Customer experience is such an important piece of the puzzle. As businesses consider the needs of all stakeholders in their return-to-work plans, how does customer experience fit in?

Most organizations are grappling with the fact that their customers are now accustomed to interacting in a virtual world and may be looking for more of that. When COVID-19 first arose, many businesses reconfigured the way they work to serve people virtually. For example, sales teams developed webinars to share information on products, and tech companies began offering more self-service options.

In the future, as businesses maintain virtual operations in cases where it makes sense, the nature of customer interactions may permanently change, and that shift will likely ripple into business models. For example, businesses that had organized their salesforces by territory may now adopt new groupings that align to other business priorities. Meanwhile, other organizations, in particular within the financial services industry and retail, are shifting away from branches and stores at an accelerated pace.

The shift to hybrid work brings multiple considerations when it comes to safety, culture, and business travel. What factors are C-suite leaders taking into account?

Going forward, health and safety will continue to be paramount for organizations. Our survey shows that 89% of businesses will require social distancing in the workplace, while 67% will enhance health and safety protocols. Leaders are also recognizing the need to think carefully about human performance, productivity, and wellness, with the understanding that many people struggled to balance work and life during the pandemic.

The survey shows that employers are also concerned about maintaining culture in their workplaces. For companies that don’t go back to business as usual, the hybrid environment allows people to get together more intentionally, based on the work (for example, when launching a new project or doing long-term planning). Leaders have an opportunity to become more intentional about choosing in-person interactions and scheduling business travel to create not just a better work outcome, but a better experience overall.

As you pointed out, leaders have a chance to reimagine the future of work. Looking at this particular moment, what trends do you think will persist?

The pandemic highlighted the value of digitization, and the market for virtual collaboration tools has blossomed. In a separate Deloitte survey, 85% of chief executives say the pandemic significantly accelerated their digital transformations. Many organizations are looking for ways to augment their workforces with machines that can take over the more rote elements of work, freeing people up to do more complicated and valuable tasks. Even as tech innovations offer efficiencies, leaders recognize that employees are central to the way work gets done, and the pandemic has elevated the importance of humans. Already, organizations are looking beyond the workplace to include employees, partners, vendors, and gig workers in their talent pools. This ecosystem approach allows employers to access talent wherever and whenever they need it and creates opportunities for workers to customize their careers to include a portfolio of activities they’re passionate about. It may sound lofty now, but these shifts are already in motion; it’s simply a matter of pushing the right trends forward to create the future we want.
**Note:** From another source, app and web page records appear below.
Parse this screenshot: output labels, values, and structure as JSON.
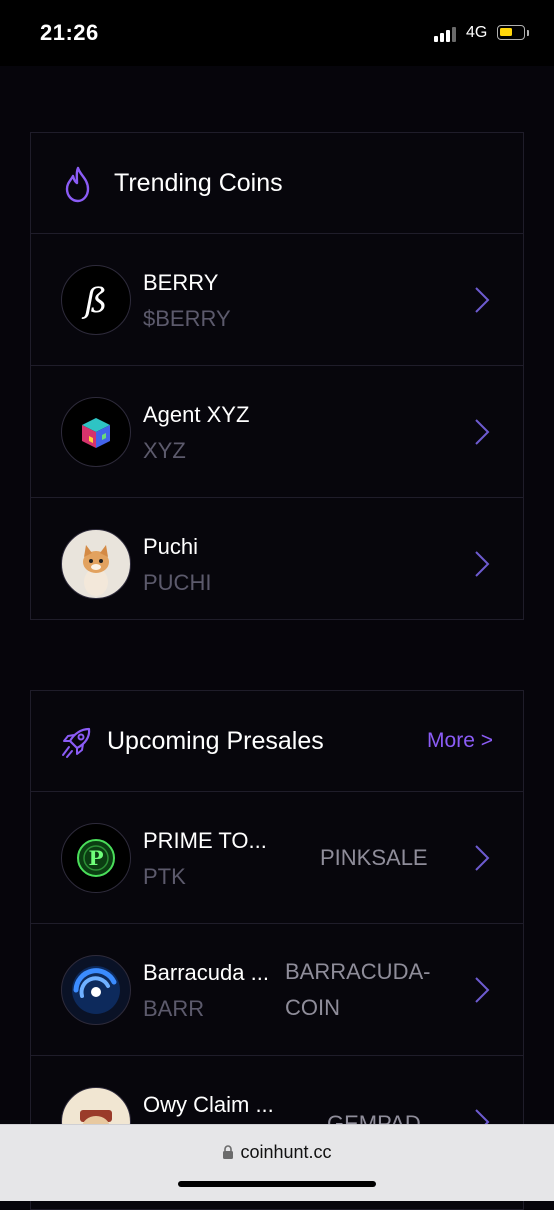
{
  "status_bar": {
    "time": "21:26",
    "network": "4G"
  },
  "trending": {
    "title": "Trending Coins",
    "icon": "flame-icon",
    "accent": "#8b5cf6",
    "items": [
      {
        "name": "BERRY",
        "ticker": "$BERRY",
        "icon": "berry-logo-icon"
      },
      {
        "name": "Agent XYZ",
        "ticker": "XYZ",
        "icon": "cube-logo-icon"
      },
      {
        "name": "Puchi",
        "ticker": "PUCHI",
        "icon": "kitten-avatar-icon"
      }
    ]
  },
  "presales": {
    "title": "Upcoming Presales",
    "icon": "rocket-icon",
    "more_label": "More >",
    "items": [
      {
        "name": "PRIME TO...",
        "ticker": "PTK",
        "launchpad_line1": "PINKSALE",
        "launchpad_line2": "",
        "icon": "prime-token-logo-icon"
      },
      {
        "name": "Barracuda ...",
        "ticker": "BARR",
        "launchpad_line1": "BARRACUDA-",
        "launchpad_line2": "COIN",
        "icon": "barracuda-logo-icon"
      },
      {
        "name": "Owy Claim ...",
        "ticker": "",
        "launchpad_line1": "GEMPAD",
        "launchpad_line2": "",
        "icon": "owy-avatar-icon"
      }
    ]
  },
  "browser": {
    "url": "coinhunt.cc"
  }
}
This article originally appeared in the Risk and Compliance Journal in the WSJ on June 30, 2021.


Jennifer Fisher, Deloitte Insights for CMOs